There are a number of different ways to take a still from a video on Mac. Most video editing software has the capability, and I’ve previously posted a guide to doing it with Adobe Premiere Pro.

But if you don’t want to fire up your video editing software, there are also other quick and free options. So here are a few quick ways to take a still from a video on a Mac. All of these use free software or tools built right into macOS.

I’ll start with using QuickTime, followed by VLC, and finish up with using the built-in screenshot tool.

How to Capture a Still Image from Video with QuickTime

An advantage of using QuickTime is that it’s baked right into macOS. A disadvantage is that it’s a two-step process that requires another app that’s also built into macOS (Preview).

Open the video in QuickTime Player and go to the frame you want to grab. Pause the playhead there.

You then want to save a copy of the frame to the clipboard by pressing CMD + C.

Open Preview (Applications > Preview, from Spotlight, a launcher like Alfred, or from your Dock.

From the top menu, go to File > New from Clipboard or use the shortcut CMD + N. The image will now display in a new window.

You can now save it as a still image. Most of the time, you’ll probably want to save it as a JPG or maybe a PNG, but the full range of options are JPG/JPEG, JPEG 2000, HEIC, OpenEXR, PDF, PNG, and TIFF. For some, such as JPG, you get the option of controlling how much compression to apply (more compression makes smaller files but can negatively impact image quality).

You now have the still image saved, and you can open it in any image editing app to apply text or graphics or other edits if you wish.

QuickTime 7 Pro

An older (and in many ways more powerful) version, Quicktime 7 Pro, had a built-in “Movie to Picture” function that performed the task of taking a still from a video. But QuickTime 7 Pro will not work in macOS Catalina and subsequent versions.

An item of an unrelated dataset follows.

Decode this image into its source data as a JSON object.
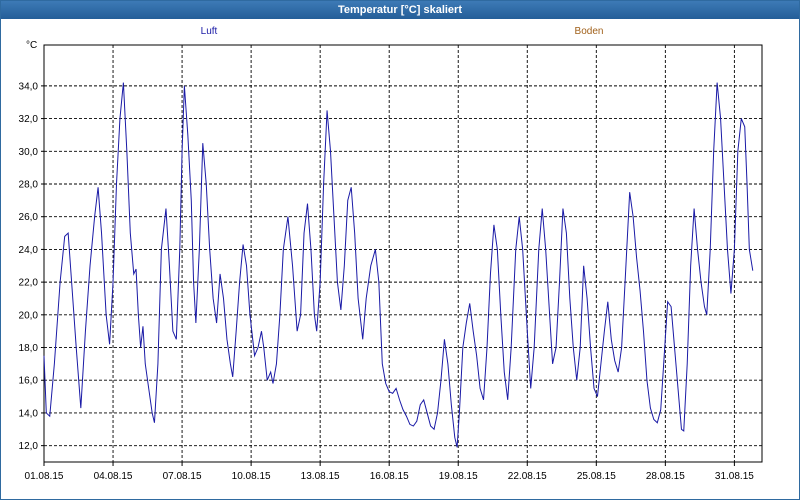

If you’re using an older macOS and still have Quicktime 7 Pro installed, you can take a still by going to File > Export > Movie to Picture. You can choose your saving and image file format options and save the file directly.

How to Take a Still from a Video with VLC

Another option is to use VLC, a free, cross-platform, and very capable video and music player app. I’ve put together a more detailed guide to saving stills from video using VLC, but here’s the quick version:

Open the video file in VLC and move the playhead to the frame you want to use. Pause playback at that point.

From the top menu, go to Video > Snapshot (or right-click on the video screen and choose Snapshot, or use the keyboard shortcut CMD + ALT + S).

A thumbnail of the captured frame will appear in the top right of the video screen.

If you want control of the image format and where it’s saved, you can set those in Preferences > Video > Video Snapshots.

Taking a Standard Screenshot

A third option is to use a simple screenshot function that’s built into macOS in combination with a video playback app such as QuickTime Player.

Open the video file in QuickTime Player. Put the screen into fullscreen mode by going to View > Enter Full Screen (or using the keyboard shortcut CTRL + CMD + F). This makes it easier to avoid title bars and playback controls being visible and needing to be cropped out.

Then press CMD + SHIFT + 4 to go into screenshot mode. Press the spacebar until the window turns a pale blue, and the cursor becomes a small camera icon. Press Return to take the shot. The file will save automatically to the location of your screenshots (by default, they go to the Desktop, but you can change that in macOS preferences.

There are also plenty of more specialized screenshot apps available, and they will also work well for this and might give you more direct control over the naming and image format of the file being saved.

David Coleman / Photographer
by David Coleman

I'm a professional freelance travel photographer based in Washington DC. Seven continents, up mountains, underwater, and a bunch of places in between. My images have appeared in numerous publications, and you can check out some of my travel photography here. More »